If you project yourself wanting to sell your incentive stock options for either reason, waiting to exercise your incentive stock options might or might not be the right strategy.
Here is the potential issue: If you exercise your incentive stock options on the same day that you reach the point you want to sell them, you may not be able to sell and obtain preferential tax treatment. To obtain the preferential tax treatment, you will need to hold them for a full year past the date you exercise. This leaves you exposed to the risk of your stock losing value, and ending up short of the wealth you need to meet your goals.
If you have incentive stock options and you meet the standard for a qualifying disposition, your realized gain from the exercise price to the final sales price will be taxed as a long-term capital gain. To obtain this tax treatment, you will need to hold your exercised incentive stock option shares for at least one year past the date of exercise prior to selling them.
Let’s assume that, based on your calculations, achieving a qualifying disposition with a share price is $50 per share will give you enough value to meet your goals.
If you exercise and sell immediately, you will not achieve a qualifying disposition. This may mean your tax bill will be higher than preferential long-term capital gains rates, and your proceeds will be less than what you need to fund your goals. This is not to say a disqualifying disposition is a bad outcome. In fact, it may be the right decision in some scenarios.
If, however, you retain the shares in an attempt to obtain the preferential tax treatment, you will be subject to the market fluctuations for at least one year. And who knows what the price will be then?
|Number of ISO’s||Exercise Price||Hypothetical Share Price||Value||AMT (28%)||After-Tax Value||Share price in 1 year|
Clearly there is a timing issue between planning when you need the proceeds of your incentive stock options, what you have to do to obtain a qualifying disposition, and how the share price performs (the ultimate unknown).
What Does This Mean for Exercise and Holding Your Incentive Stock Options?
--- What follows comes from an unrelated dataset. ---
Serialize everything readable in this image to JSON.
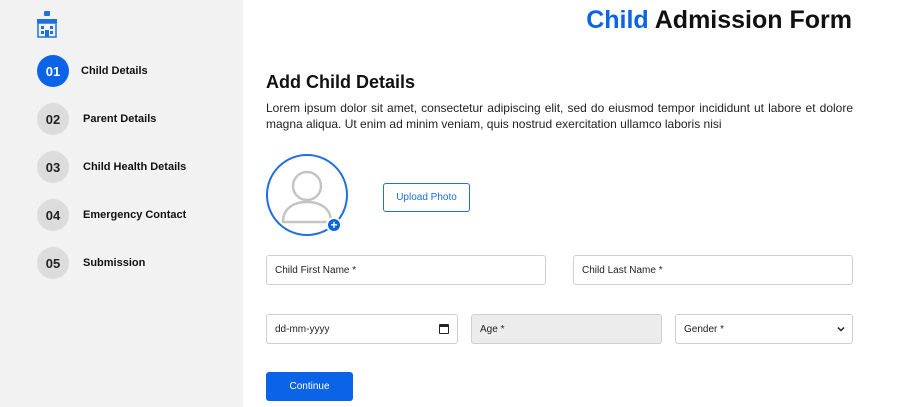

If you are bullish on the company and you plan on holding your shares for at least an additional year, it may make sense to consider an earlier exercise of your incentive stock options.
In doing an early exercise, you may achieve the following:
- You start your holding period requirement to meet the standard for a qualifying disposition.
- Assuming the share price is higher when you sell then when you exercised your incentive stock options, you may pay less alternative minimum tax.
- You may create additional liquidity options for your stock that may be more tax beneficial than the alternatives.
While the potential benefits are many, there are also risks to consider. Namely you may be wrong and the stock price may drop. If you exercise and hold your shares, this may leave you at risk of losing real money.
Ultimately the decision to do an early exercise should be based on your goals, your risk, and your intentions for the stock in the short and long term. A good plan will address these questions at both a global level as well as an individual stock grant level.
This material is intended for informational/educational purposes only and should not be construed as investment, tax, or legal advice, a solicitation, or a recommendation to buy or sell any security or investment product. Hypothetical examples contained herein are for illustrative purposes only and do not reflect, nor attempt to predict, actual results of any investment. The information contained herein is taken from sources believed to be reliable, however accuracy or completeness cannot be guaranteed. Please contact your financial, tax, and legal professionals for more information specific to your situation. Investments are subject to risk, including the loss of principal. Because investment return and principal value fluctuate, shares may be worth more or less than their original value. Some investments are not suitable for all investors, and there is no guarantee that any investing goal will be met. Past performance is no guarantee of future results. Talk to your financial advisor before making any investing decisions.